Records provided below:

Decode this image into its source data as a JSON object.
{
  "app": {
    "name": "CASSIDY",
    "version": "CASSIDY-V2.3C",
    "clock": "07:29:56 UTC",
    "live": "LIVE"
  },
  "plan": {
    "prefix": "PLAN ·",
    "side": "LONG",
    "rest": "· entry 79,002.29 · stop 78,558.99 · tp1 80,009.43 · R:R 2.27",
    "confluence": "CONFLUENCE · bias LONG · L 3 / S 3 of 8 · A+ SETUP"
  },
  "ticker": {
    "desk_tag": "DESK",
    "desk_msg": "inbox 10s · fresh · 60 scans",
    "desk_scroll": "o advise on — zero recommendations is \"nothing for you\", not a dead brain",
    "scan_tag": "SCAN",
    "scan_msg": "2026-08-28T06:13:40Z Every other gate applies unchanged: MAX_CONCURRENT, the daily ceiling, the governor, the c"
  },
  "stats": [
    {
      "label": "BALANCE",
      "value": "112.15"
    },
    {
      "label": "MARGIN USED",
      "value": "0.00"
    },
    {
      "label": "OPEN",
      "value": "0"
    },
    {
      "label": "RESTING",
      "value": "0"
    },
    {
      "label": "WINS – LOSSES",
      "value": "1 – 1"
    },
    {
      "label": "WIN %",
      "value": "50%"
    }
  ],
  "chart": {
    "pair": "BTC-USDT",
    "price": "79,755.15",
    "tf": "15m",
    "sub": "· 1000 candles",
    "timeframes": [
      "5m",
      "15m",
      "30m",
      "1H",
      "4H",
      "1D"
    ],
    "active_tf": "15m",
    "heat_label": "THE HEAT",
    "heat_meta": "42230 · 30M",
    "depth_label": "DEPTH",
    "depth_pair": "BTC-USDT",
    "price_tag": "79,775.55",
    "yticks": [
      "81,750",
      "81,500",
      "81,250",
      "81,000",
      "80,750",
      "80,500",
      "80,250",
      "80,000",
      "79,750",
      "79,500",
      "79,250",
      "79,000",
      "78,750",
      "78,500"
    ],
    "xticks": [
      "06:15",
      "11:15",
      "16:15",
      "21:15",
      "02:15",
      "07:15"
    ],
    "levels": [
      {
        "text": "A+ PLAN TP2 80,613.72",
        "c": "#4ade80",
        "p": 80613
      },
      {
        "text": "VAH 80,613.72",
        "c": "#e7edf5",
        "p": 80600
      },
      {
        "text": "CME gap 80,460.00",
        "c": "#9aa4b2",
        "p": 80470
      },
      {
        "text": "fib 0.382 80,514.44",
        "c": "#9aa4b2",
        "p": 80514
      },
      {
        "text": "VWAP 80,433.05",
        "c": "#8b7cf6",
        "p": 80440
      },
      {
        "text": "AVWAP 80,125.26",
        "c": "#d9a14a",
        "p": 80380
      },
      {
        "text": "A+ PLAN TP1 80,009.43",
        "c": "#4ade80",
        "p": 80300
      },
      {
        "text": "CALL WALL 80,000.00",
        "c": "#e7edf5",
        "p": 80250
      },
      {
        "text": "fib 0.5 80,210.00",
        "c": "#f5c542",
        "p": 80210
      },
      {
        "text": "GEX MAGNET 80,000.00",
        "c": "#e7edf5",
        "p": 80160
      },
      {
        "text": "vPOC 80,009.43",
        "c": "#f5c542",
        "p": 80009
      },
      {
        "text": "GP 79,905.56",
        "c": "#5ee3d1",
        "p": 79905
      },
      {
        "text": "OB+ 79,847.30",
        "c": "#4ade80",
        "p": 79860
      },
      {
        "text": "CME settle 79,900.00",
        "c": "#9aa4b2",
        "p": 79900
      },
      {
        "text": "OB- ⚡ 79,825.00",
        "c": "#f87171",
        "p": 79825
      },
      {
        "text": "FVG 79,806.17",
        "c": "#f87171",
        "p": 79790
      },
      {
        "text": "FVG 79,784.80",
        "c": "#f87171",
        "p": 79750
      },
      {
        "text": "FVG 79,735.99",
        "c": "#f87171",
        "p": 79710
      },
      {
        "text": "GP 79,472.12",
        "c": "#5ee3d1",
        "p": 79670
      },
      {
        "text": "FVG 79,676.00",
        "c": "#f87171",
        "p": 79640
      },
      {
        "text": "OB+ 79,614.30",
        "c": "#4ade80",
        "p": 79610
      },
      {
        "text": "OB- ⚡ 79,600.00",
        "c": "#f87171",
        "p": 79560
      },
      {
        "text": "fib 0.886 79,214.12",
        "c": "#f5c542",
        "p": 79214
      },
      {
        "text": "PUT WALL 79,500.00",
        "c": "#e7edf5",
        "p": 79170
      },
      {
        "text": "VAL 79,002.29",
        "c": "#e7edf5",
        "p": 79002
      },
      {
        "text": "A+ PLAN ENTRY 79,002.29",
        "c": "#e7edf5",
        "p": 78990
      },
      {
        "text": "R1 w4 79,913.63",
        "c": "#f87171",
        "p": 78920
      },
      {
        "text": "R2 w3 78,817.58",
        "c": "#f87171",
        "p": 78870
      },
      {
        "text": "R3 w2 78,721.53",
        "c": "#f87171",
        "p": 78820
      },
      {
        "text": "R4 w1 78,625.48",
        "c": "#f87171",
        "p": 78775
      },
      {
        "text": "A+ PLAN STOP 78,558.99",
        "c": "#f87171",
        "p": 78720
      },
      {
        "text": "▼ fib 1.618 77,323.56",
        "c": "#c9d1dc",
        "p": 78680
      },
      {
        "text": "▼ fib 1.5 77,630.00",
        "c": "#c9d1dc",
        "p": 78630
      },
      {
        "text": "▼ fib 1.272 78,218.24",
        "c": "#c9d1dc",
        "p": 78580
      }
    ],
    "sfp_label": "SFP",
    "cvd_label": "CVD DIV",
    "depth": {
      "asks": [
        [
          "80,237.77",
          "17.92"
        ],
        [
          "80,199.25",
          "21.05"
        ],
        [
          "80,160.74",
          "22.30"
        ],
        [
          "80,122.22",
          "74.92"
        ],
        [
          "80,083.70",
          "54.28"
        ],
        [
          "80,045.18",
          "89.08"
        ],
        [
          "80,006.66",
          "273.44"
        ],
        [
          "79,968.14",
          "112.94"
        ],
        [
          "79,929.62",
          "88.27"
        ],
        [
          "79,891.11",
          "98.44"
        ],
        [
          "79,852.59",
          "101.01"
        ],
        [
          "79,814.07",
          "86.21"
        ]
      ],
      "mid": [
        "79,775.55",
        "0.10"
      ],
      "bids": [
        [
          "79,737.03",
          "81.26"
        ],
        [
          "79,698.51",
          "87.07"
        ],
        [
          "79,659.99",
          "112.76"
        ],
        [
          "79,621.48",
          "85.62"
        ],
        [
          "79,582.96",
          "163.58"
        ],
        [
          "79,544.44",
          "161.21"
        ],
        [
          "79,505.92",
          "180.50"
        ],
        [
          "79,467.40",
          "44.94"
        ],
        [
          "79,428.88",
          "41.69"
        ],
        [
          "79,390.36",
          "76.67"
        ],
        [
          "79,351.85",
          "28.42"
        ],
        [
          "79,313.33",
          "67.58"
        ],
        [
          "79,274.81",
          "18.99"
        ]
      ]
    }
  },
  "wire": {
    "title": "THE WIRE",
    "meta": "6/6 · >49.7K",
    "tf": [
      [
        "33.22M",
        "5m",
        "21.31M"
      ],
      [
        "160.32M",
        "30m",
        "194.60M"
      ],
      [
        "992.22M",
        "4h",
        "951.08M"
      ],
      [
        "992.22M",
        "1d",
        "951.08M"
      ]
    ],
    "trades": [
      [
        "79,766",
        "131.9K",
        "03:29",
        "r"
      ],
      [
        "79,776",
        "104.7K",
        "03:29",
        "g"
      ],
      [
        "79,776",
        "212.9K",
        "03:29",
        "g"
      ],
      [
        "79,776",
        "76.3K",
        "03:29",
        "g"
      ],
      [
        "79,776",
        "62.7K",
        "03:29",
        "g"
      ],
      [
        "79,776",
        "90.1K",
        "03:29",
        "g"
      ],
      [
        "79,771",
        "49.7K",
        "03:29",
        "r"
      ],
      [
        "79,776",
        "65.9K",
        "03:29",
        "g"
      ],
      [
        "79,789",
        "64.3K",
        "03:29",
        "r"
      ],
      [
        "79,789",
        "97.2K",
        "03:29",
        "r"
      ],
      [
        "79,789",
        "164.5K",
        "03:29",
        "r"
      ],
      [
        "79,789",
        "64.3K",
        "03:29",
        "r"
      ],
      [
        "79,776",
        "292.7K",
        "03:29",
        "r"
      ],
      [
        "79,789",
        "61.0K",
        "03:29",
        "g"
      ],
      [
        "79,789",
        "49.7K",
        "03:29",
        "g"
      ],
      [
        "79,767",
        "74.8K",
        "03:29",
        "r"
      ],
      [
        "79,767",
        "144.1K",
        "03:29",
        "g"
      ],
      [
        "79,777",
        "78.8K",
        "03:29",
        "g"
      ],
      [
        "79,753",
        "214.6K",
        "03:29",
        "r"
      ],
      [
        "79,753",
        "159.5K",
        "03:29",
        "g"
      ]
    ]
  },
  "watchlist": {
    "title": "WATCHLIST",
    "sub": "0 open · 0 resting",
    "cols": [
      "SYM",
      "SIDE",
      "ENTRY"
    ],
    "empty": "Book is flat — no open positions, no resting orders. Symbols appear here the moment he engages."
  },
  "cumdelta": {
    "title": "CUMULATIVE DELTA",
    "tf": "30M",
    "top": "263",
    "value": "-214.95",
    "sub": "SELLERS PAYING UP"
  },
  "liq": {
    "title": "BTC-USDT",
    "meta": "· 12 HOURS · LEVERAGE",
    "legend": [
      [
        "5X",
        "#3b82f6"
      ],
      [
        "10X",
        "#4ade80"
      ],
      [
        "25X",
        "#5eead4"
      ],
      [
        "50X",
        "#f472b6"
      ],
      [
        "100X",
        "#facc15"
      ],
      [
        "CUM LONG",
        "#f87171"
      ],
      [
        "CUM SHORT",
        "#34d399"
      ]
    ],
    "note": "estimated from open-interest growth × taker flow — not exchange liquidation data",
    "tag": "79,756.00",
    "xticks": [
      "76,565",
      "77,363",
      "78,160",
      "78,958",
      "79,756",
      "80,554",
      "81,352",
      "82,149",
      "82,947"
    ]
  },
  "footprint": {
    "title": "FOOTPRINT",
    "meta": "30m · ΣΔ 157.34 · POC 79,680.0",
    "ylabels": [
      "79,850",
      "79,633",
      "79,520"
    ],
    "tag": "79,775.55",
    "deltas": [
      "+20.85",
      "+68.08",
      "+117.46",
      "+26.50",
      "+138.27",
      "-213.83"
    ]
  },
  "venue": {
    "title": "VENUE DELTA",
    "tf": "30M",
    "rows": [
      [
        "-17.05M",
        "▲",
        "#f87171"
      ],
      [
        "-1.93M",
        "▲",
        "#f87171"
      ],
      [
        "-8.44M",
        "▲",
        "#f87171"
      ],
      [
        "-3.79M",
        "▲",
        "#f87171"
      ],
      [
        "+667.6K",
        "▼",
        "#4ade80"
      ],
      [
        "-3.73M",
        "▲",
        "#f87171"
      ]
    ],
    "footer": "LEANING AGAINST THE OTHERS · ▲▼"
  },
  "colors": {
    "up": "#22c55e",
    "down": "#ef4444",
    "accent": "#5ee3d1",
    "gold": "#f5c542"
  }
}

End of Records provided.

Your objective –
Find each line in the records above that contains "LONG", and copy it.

Answer area –
    "side": "LONG",
    "confluence": "CONFLUENCE · bias LONG · L 3 / S 3 of 8 · A+ SETUP"
        "CUM LONG",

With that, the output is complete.